By incorporating the Winnipeg Royal Ballet’s blockbuster performance of Dracula into something more than a recorded performance, but a Guy Maddin film proper, Maddin’s work here revives the theater as a proto-cinematic space. In so doing, he goes further back to a silent era, before Eisensteinian juxtaposition, the elaborate production design of UFA, or the silent golden age of Hollywood, to turn-of-the-century recorded objects by the likes of the Lumière Brothers and The Edison Manufacturing Company, films that features star dancers including Loie Fuller and Anna Pavlova. As Maddin elaborated in an interview provided on the film’s 2004 DVD release via Zeitgeist Films, he loved the melodramatic effect of casting dancers for a feature film. In contrast to screen actors who know full well the power of the close up, these stage performers provided overt meanings in their elaborate movement via techniques that have long been scarce on the big screen. By reunifying the screen and the stage, Maddin’s film rediscovers certain qualities beyond camera maneuvers and colorization effects that constituted early cinematic practices. It’s in silent cinema’s relationship to other venues and artistic practices that many of its diverse and unique qualities reside.

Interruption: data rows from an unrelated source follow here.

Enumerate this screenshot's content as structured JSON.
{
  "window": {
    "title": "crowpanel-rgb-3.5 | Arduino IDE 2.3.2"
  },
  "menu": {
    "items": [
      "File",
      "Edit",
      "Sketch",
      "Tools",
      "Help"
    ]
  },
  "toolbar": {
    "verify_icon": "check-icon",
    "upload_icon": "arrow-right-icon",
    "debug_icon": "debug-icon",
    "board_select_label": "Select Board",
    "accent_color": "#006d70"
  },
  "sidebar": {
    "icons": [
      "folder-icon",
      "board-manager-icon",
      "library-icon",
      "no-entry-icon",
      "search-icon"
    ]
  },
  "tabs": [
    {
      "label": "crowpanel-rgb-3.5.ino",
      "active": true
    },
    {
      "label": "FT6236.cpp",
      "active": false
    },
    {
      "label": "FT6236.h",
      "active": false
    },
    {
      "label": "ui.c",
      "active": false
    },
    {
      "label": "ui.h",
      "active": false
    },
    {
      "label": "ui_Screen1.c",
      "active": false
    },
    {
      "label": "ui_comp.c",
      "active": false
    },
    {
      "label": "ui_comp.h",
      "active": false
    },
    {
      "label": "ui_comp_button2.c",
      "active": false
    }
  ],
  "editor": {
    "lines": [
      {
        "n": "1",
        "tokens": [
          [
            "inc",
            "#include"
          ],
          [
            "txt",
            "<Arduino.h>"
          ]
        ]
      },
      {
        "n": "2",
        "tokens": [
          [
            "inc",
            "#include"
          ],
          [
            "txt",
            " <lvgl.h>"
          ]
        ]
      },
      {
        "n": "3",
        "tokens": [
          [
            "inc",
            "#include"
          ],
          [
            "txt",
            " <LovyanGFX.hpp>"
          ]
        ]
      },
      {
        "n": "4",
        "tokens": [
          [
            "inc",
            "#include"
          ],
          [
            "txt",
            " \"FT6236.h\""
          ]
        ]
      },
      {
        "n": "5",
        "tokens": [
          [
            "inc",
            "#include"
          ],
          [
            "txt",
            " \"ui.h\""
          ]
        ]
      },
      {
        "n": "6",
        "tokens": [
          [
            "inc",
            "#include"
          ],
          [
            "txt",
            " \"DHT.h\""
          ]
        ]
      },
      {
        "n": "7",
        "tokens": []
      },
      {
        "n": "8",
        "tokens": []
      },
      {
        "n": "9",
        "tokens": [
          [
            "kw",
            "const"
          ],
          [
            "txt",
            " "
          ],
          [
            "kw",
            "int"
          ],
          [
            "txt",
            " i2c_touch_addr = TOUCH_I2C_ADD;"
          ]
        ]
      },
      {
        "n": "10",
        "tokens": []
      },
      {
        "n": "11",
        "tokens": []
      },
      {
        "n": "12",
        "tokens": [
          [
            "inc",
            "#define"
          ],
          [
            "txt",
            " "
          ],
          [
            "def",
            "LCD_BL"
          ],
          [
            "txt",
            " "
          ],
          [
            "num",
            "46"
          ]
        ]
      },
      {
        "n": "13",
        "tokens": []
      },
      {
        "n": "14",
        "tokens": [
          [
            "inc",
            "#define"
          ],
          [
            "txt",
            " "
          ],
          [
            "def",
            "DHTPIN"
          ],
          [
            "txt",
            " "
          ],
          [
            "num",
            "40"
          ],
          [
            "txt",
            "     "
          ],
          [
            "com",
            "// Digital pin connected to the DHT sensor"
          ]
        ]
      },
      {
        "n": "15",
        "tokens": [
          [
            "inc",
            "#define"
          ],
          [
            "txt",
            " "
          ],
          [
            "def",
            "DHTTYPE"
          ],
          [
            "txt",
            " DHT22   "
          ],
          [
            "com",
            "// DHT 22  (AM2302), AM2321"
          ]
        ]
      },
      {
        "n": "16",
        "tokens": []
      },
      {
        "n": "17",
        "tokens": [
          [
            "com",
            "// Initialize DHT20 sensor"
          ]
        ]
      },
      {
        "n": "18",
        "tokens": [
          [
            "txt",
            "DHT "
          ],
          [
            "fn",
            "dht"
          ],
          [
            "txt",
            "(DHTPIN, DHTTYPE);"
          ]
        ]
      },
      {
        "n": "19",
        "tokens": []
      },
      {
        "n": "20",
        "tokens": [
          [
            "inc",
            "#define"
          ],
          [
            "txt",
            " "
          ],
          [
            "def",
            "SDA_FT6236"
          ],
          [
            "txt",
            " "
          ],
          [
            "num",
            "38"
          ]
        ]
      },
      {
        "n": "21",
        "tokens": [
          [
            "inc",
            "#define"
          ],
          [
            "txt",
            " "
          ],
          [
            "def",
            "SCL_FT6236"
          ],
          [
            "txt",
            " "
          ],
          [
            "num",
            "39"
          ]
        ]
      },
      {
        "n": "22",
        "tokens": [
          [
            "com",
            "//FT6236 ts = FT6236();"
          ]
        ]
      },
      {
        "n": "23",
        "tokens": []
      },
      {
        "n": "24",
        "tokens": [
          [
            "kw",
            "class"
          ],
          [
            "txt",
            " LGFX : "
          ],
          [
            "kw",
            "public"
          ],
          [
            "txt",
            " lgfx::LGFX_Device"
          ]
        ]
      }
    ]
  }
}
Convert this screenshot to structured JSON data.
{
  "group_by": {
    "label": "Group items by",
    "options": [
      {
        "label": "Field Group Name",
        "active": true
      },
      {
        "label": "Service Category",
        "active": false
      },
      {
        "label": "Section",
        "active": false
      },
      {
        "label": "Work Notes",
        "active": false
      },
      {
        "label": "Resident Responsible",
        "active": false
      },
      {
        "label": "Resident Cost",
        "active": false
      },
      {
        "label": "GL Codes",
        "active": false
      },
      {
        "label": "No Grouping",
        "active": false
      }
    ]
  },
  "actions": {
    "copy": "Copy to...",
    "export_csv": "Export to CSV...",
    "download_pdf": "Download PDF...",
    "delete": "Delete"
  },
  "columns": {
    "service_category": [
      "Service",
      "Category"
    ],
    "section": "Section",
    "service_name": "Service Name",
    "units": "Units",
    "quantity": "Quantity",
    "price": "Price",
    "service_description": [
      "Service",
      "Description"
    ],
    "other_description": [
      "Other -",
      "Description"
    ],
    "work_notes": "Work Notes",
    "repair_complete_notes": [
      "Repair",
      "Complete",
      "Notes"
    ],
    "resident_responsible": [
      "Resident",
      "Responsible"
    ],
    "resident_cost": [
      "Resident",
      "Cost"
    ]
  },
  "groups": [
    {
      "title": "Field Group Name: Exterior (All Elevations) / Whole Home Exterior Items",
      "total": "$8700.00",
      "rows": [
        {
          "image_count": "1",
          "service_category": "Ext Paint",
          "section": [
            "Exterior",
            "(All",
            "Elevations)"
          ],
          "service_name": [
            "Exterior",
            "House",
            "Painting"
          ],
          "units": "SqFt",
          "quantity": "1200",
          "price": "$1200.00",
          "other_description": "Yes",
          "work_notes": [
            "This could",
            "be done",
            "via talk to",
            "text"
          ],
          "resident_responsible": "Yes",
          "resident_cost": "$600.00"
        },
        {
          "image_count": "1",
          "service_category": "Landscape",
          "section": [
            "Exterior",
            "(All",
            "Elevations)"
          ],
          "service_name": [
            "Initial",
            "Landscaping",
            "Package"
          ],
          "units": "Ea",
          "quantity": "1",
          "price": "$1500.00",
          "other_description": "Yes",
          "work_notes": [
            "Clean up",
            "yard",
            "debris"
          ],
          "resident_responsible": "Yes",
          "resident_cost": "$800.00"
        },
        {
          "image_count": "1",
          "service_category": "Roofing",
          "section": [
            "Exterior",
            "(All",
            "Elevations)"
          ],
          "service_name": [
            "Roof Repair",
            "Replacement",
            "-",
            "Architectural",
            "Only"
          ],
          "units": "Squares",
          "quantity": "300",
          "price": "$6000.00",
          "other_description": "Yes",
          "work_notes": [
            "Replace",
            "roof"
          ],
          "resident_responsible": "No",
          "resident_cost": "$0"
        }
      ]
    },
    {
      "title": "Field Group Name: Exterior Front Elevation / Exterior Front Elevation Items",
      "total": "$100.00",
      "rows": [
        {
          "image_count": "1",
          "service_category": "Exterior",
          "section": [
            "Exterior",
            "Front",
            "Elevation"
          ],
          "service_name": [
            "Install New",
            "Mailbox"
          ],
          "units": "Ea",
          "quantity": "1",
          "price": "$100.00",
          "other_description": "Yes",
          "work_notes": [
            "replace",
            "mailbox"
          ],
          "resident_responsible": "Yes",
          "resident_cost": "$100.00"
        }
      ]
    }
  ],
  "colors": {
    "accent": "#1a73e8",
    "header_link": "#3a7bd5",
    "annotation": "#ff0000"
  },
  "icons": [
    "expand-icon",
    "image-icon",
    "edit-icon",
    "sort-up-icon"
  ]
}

Of course, unlike The Artist and very much like Maddin’s other films, Dracula: Pages from a Virgin’s Diary is hardly a dedicated retread attempting to recreate a former film style, but instead presents a hybrid of approaches familiar to the silent era and its following decades (what Drew refers to as “the pacing of a MTV music video”), ultimately producing something remarkably idiosyncratic in the process. Take, for instance, the early moment to which Drew refers that establishes this Dracula adaptation’s themes of xenophobic fear of the Other. The bleeding map that announces Lucy’s nightmarish fear of immigrants revives familiar silent-era storytelling techniques, but its pacing exhibits a palpable energy (and an unmistakable aura of dedicated camp) that indexes less an earnest attempt at silent-era fidelity and more something that’s unmistakably Maddin. Indeed, beyond his perpetually underrated stature as one of contemporary filmmaking’s most innovative artists, I think this is why Maddin rarely came up in conversations around and emerging from The Artist. Maddin is rarely satisfied to simply stage a loyal homage to silent-era filmmaking. Instead, he uses the tools abandoned by filmmakers since the standardization of sync sound, and continues their work. Maddin’s filmography is less an archive of silent-era techniques and more a glimpse into an alternate universe of what filmmaking might look like today had “soundies” been marginalized as the gimmick they were first declared to be.

When sync sound threatened to become the norm in filmmaking, various practitioners of cinematic silence from Charlie Chaplin to Sergei Eisenstein bemoaned a portending dusk of visual artistry. Instead of nostalgically revisiting practices once seemingly lost, Maddin’s cinema explores what else these techniques might accomplish.